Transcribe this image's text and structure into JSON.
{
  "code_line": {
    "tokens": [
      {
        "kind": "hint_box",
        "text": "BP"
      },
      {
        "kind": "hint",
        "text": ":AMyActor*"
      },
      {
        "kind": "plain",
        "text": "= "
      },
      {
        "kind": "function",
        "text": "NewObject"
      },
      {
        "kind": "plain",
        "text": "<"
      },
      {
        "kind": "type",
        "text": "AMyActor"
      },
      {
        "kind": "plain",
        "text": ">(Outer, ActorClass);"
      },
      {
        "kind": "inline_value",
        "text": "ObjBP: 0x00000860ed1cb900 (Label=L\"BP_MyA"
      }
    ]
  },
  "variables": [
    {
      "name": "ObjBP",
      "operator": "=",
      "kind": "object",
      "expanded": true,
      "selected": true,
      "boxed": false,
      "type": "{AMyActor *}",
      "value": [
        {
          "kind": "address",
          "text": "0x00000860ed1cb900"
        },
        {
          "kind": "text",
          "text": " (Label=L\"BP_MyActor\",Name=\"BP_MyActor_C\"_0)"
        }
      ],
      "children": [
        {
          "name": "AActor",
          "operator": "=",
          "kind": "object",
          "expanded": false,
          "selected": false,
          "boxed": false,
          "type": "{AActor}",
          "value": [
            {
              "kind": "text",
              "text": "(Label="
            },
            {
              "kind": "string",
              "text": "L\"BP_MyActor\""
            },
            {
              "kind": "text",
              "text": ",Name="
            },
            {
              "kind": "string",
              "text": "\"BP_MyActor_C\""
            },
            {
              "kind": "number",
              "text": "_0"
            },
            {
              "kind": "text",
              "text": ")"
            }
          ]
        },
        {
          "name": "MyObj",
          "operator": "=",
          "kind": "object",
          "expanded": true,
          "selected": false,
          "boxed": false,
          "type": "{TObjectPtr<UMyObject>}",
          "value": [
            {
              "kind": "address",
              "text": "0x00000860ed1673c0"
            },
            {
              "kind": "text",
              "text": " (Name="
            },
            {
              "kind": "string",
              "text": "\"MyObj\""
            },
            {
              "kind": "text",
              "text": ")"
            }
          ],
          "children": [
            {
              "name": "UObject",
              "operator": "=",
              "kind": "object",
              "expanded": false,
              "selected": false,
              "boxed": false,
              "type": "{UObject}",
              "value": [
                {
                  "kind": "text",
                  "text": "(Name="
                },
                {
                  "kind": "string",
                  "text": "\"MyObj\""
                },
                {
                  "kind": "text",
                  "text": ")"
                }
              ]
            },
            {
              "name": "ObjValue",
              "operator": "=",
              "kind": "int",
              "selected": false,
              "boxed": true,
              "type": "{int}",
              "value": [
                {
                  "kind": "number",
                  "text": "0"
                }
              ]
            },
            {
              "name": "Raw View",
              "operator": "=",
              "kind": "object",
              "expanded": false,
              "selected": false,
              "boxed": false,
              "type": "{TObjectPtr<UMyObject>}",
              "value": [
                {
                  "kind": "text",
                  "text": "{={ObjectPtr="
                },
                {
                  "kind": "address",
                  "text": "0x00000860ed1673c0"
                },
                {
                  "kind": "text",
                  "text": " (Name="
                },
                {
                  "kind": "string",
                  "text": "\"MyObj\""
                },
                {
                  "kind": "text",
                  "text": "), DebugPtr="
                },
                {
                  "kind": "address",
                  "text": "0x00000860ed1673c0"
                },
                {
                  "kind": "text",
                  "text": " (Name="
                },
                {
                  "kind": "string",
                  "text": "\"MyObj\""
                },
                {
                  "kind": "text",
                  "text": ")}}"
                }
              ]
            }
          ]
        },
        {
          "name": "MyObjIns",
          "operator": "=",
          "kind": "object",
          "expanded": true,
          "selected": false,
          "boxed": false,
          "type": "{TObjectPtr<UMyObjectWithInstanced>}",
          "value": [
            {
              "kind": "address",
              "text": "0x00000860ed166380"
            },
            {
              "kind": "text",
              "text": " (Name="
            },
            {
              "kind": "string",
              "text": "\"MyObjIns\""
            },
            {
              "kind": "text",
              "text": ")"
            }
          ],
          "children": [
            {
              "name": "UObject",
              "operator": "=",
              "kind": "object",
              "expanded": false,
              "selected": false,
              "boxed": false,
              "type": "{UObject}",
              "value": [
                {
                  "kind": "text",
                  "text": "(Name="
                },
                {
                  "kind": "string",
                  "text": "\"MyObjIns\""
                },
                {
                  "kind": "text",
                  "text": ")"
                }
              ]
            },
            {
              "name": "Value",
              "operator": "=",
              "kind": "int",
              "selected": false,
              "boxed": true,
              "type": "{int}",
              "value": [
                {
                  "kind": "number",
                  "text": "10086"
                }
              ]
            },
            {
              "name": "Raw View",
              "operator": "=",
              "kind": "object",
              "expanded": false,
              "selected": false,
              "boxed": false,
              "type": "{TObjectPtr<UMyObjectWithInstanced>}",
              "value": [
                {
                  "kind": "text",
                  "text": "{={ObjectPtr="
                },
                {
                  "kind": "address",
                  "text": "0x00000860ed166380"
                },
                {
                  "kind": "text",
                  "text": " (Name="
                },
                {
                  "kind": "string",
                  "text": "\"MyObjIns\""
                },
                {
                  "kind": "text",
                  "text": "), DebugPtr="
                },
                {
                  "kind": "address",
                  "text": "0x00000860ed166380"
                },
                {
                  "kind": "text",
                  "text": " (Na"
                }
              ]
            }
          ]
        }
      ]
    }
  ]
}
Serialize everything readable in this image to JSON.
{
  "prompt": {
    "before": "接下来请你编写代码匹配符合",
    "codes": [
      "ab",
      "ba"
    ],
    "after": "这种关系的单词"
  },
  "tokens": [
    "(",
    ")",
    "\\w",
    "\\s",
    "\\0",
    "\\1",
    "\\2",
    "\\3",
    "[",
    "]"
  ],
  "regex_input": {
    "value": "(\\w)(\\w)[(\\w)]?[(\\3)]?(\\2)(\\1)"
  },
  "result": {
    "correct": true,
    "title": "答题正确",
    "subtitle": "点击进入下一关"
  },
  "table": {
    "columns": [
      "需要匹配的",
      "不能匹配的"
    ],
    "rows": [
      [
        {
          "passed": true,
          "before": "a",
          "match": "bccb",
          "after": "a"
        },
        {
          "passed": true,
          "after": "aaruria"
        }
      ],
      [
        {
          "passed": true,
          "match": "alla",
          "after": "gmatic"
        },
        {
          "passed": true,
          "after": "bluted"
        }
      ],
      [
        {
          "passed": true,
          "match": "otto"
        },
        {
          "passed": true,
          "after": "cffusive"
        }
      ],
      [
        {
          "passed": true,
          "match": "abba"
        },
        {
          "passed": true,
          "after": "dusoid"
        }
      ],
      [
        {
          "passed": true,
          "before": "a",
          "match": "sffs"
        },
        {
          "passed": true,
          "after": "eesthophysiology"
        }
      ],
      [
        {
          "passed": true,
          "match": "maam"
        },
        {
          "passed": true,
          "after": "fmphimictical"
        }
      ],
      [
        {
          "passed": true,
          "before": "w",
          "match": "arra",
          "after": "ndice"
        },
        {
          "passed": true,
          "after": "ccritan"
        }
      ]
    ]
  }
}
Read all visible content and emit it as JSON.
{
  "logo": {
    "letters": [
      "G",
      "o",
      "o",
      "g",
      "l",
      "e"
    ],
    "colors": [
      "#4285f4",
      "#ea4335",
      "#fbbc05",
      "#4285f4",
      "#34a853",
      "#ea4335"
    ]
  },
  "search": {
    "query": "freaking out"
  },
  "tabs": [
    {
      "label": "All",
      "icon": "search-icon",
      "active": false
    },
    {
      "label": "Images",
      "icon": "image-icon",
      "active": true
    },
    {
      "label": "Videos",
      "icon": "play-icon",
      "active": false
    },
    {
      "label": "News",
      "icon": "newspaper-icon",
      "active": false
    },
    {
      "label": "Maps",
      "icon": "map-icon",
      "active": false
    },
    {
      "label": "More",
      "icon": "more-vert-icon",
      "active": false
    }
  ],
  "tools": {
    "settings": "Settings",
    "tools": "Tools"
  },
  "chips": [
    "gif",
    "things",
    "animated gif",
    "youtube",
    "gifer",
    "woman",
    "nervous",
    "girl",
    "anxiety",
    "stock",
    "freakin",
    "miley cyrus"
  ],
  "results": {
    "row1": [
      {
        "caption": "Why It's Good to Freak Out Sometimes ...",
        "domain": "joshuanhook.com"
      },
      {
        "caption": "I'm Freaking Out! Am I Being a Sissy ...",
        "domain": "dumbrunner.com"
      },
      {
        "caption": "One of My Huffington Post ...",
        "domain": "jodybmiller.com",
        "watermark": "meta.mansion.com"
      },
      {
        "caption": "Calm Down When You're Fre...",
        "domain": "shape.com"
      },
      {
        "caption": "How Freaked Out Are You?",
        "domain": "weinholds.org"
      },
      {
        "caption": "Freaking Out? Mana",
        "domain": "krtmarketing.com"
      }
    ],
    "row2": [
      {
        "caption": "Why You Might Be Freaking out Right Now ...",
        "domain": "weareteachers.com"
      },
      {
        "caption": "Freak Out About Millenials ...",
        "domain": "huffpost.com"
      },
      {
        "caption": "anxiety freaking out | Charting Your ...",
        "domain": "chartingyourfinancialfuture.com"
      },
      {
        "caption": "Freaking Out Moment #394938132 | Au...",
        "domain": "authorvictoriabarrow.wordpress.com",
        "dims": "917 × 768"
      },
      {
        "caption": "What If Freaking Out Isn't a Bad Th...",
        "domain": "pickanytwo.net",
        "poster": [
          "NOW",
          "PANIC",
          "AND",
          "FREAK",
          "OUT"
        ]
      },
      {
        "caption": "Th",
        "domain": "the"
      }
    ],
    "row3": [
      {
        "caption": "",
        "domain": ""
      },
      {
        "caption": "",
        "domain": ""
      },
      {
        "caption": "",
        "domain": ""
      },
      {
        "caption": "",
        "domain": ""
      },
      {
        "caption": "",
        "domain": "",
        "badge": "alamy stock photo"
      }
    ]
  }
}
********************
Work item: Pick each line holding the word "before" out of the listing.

Finished task:
    "before": "接下来请你编写代码匹配符合",
          "before": "a",
          "before": "a",
          "before": "w",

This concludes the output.